The impeachment proceedings first gained serious momentum in November last year when Brazil's Federal Audit Court rejected the government's 2014 accounts, ruling that the accounting maneuvers were an illegal manipulation of the budget.
From there the case was opened in congress and eventually sent to a plenary vote in the lower house in May.
That vote bordered on farce. There were glitter guns, flags, and stadium-style chanting, as legislators voted to send the case to the senate. That meant suspending Rousseff and temporarily replacing her with her vice president Michel Temer until the final impeachment vote that is now just days away.
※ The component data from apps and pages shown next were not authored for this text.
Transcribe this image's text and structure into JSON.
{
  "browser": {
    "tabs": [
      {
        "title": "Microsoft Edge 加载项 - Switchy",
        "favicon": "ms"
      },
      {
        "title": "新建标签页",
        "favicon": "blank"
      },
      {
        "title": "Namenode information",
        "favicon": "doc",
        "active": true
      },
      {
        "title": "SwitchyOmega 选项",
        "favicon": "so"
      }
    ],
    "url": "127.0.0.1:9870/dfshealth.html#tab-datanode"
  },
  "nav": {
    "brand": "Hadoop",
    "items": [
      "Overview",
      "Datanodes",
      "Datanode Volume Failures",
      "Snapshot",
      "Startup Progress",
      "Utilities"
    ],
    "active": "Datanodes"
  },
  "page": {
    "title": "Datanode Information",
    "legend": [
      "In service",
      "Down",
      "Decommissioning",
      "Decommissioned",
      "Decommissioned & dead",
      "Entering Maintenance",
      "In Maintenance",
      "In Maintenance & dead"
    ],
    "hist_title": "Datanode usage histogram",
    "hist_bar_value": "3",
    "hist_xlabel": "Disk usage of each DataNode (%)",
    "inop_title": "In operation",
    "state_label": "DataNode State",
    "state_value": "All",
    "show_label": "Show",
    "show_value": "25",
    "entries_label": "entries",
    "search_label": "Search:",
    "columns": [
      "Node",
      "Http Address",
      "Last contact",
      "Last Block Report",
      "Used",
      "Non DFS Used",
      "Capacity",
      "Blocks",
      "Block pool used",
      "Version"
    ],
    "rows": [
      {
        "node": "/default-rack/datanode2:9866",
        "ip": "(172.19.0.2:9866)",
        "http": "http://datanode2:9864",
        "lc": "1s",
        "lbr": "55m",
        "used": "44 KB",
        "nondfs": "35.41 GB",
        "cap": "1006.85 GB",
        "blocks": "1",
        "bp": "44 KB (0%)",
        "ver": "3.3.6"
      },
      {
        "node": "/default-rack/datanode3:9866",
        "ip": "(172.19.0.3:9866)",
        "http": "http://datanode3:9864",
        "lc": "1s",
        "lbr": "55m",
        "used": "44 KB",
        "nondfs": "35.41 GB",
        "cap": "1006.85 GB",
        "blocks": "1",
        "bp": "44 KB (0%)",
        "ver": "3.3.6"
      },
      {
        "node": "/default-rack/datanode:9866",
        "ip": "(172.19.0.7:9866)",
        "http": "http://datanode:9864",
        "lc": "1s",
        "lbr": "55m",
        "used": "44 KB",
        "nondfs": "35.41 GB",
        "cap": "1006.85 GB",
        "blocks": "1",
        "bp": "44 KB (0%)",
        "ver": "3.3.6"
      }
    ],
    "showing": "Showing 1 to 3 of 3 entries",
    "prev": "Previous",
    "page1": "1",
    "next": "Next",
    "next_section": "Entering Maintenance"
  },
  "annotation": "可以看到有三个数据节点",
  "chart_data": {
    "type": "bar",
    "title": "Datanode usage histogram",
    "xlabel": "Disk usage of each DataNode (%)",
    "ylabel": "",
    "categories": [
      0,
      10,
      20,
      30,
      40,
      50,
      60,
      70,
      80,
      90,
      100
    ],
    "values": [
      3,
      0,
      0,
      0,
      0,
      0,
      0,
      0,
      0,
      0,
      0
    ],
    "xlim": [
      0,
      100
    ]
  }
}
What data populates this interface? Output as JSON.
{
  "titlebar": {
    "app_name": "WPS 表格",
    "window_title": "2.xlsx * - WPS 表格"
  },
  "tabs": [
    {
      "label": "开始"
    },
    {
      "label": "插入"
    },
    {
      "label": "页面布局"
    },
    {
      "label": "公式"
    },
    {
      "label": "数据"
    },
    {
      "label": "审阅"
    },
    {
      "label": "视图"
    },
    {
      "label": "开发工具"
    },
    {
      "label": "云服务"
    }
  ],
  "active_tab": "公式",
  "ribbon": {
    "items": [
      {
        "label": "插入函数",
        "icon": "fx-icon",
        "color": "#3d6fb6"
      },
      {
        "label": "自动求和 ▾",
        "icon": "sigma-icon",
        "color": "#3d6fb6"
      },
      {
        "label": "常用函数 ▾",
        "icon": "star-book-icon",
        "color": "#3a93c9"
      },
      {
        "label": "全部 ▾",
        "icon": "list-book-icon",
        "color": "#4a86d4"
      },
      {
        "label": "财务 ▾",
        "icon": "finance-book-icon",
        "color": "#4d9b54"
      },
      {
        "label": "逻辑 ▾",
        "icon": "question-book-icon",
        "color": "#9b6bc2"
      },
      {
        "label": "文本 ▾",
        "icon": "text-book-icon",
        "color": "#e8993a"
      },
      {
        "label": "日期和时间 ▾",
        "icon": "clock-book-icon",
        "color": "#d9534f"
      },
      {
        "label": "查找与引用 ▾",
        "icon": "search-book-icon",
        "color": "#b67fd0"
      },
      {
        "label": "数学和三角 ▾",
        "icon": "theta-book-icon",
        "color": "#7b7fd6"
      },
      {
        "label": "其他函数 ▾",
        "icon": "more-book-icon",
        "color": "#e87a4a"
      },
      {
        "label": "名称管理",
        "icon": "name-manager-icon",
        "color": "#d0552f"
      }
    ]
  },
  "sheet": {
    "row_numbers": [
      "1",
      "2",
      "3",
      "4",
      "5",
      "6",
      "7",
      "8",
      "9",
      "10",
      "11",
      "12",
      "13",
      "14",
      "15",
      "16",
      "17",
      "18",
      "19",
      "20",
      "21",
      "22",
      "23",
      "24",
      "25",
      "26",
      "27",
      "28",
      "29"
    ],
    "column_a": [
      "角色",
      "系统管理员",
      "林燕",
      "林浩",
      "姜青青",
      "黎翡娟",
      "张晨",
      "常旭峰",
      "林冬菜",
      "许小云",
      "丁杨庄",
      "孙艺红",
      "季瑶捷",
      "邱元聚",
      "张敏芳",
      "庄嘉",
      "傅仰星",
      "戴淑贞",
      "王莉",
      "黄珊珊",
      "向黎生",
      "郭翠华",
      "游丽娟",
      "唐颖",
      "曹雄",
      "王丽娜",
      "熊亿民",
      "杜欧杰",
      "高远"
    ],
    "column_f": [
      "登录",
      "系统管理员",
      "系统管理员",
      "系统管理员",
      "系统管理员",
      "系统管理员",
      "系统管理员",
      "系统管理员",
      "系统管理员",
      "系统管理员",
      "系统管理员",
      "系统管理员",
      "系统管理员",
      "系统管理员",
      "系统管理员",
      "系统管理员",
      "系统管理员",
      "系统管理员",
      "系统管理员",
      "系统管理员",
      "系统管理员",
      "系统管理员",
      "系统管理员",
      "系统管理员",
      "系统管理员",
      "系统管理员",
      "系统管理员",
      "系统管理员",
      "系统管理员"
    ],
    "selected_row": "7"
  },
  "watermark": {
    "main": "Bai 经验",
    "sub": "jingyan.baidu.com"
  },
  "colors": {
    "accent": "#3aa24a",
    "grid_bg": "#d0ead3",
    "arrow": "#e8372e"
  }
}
"I consider the process to be totally legitimate," said David Fleischer, a political scientist and professor emeritus at the University of Brasília. "The Workers' Party and Dilma have contested the whole thing very vehemently and violently, though the whole process has had the approval and the accompaniment by the Supreme Court."
Some observers, however, say that it might never have got this far had Rousseff made more effort to soften her cold and unapproachable image at odds with the glad-handing and schmoozing that pervades Brazilian politics.
"The big difference between Lula and Dilma is that he came from a trade union background, where you negotiate and chit-chat and converse and dialogue, seven days a week, 24 hours a day," Fleischer said. "Dilma is completely the opposite. She detests political negotiation and doesn't have any conversations or dialogues with anyone, particularly the private sector."
During the impeachment itself, however, that aloofness may have actually helped the suspended president look composed and dignified.
Rousseff reportedly did nothing more that sit in silence gripping the arms of her chair when, during the May congressional debate, right-wing congressman Jair Bolsonaro dedicated his vote in favor of impeachment to the colonel who tortured her during the country's military dictatorship in the 1970s, when she was a young left-wing guerrilla.
Rousseff has hinted that, should the senators defy projections and vote against impeachment, she will call a referendum on whether to hold new elections. But the mood in Brazil today is more one of acceptance that Temer will soon be confirmed as president until the next elections in 2018.
A veteran center-right politician, Temer came under fire immediately after he was appointed for naming an all-white and all-male cabinet in a country where 54 percent of the population is mixed race.
With approval rates of around 11 percent, Temer is scarcely more popular than Rousseff and was roundly booed at the opening ceremony of the Olympics, which Rousseff herself refused to attend.
"Many people will accept him, but many won't," said political analyst Sergio Praça. "His legitimacy will always be questioned by part of the population."
Follow James Armour Young on Twitter: @seeadarkness